[15] . Ibid., 217-19, 245. Return to Text

[16] . Gross, "Conversations with Robert Friedmann," 141. Return to Text

[17] . A. N. Wilson, Tolstoy (New York: Norton, 1988), 412. Return to Text

[18] . The Complete Writings of Menno Simons (Scottdale, Pa.: Herald Press, 1956), 307. Return to Text

[19] . Ibid., 298. 19. Ibid., 311, 320. Return to Text

[20] . Ibid., 320. Return to Text

[21] . Leo Driedger and Donald B. Kraybill, Mennonite Peacemaking: From Quietism to Acti-vism (Scottdale, Pa.: Herald Press, 1994), 264. Return to Text

[ Return to Text

[]]  23. Harold S. Bender, "The Anabaptist Theology of Discipleship," MQR 24 (Jan. 1950), 25. Return to Text

[24] . Ibid., 27. Return to Text

[25] . Ibid., 29. Return to Text

[26] . Dean R. Hoge, Benton Johnson and Donald A. Luidens, Vanishing Boundaries: The Religion of Mainline Protestant Baby Boomers (Louisville, Ken.: Westminister-John Knox, 1994). Return to Text

[27] . Ibid., 85. The statement which produced the greatest variation from type to type as well as the strongest association with church involvement was: "The only absolute Truth for humankind today is in Jesus Christ." Return to Text

[28] . Ibid., 113. Return to Text

[29] . Walter Klaassen, "The Quest for Anabaptist Identity," in Leo Driedger and Leland Harder, eds., Anabaptist-Mennonite Identities in Ferment (Elkhart, Ind.: Institute of Mennonite Studies, 1990), 18. Return to Text
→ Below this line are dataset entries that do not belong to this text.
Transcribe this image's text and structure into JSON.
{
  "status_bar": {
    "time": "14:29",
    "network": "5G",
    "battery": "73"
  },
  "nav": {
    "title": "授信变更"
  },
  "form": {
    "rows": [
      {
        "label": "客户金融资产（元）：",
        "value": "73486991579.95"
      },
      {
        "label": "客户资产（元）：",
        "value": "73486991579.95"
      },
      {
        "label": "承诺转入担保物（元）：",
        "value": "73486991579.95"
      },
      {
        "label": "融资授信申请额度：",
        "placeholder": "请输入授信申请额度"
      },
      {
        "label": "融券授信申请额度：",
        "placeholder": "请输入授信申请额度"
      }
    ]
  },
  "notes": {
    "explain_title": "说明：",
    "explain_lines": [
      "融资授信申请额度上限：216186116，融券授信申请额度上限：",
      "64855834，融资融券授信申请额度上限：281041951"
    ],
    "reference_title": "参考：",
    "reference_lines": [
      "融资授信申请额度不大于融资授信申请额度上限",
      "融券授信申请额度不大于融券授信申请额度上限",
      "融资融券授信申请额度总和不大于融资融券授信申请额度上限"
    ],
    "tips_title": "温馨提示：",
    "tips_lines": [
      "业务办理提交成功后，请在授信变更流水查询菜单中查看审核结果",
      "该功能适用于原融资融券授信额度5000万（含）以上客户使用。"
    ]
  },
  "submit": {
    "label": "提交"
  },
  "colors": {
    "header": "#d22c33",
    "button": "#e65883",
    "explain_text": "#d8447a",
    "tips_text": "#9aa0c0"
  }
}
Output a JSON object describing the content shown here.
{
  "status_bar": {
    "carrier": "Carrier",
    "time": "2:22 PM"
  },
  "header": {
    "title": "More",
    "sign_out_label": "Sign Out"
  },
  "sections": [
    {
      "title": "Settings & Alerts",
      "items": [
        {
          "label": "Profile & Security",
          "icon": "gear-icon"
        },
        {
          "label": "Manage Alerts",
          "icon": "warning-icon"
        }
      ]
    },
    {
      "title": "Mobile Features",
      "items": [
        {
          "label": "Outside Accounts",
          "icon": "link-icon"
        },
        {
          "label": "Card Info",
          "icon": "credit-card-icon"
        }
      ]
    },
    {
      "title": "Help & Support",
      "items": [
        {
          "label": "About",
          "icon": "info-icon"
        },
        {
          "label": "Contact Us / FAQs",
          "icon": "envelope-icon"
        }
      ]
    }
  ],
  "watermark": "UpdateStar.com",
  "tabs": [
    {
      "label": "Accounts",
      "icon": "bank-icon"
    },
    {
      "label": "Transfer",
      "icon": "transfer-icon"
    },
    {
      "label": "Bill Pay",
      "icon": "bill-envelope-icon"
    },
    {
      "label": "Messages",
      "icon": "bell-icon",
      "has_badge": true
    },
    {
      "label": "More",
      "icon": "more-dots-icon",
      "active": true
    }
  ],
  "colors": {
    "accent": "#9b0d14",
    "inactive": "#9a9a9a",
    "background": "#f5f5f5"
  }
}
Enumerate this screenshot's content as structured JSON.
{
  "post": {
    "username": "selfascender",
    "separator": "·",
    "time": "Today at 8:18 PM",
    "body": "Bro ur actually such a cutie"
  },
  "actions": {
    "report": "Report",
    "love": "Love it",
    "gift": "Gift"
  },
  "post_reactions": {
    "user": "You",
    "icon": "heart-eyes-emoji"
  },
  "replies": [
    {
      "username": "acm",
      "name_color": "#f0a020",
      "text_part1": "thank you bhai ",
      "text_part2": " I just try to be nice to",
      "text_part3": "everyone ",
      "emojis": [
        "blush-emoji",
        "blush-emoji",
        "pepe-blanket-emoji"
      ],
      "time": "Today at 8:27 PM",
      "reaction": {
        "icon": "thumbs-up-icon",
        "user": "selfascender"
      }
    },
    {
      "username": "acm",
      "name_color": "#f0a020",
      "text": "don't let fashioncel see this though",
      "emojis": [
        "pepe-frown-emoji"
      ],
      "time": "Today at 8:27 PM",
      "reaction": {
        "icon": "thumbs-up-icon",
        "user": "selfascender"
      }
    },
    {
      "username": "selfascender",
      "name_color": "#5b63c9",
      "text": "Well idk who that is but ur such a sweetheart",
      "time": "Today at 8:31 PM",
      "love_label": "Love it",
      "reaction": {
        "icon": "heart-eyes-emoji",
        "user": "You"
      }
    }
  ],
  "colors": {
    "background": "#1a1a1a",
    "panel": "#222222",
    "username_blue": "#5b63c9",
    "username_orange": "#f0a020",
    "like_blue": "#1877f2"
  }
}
[30] . "Vision: Healing and Hope," a statement proposed for adoption at the assemblies of the Mennonite Church and the General Conference Mennonite Church, in Wichita, Kan., July 25-30, 1995. The Mennonite Quarterly Review Evangelical Reconstruction of the Anabaptist Vision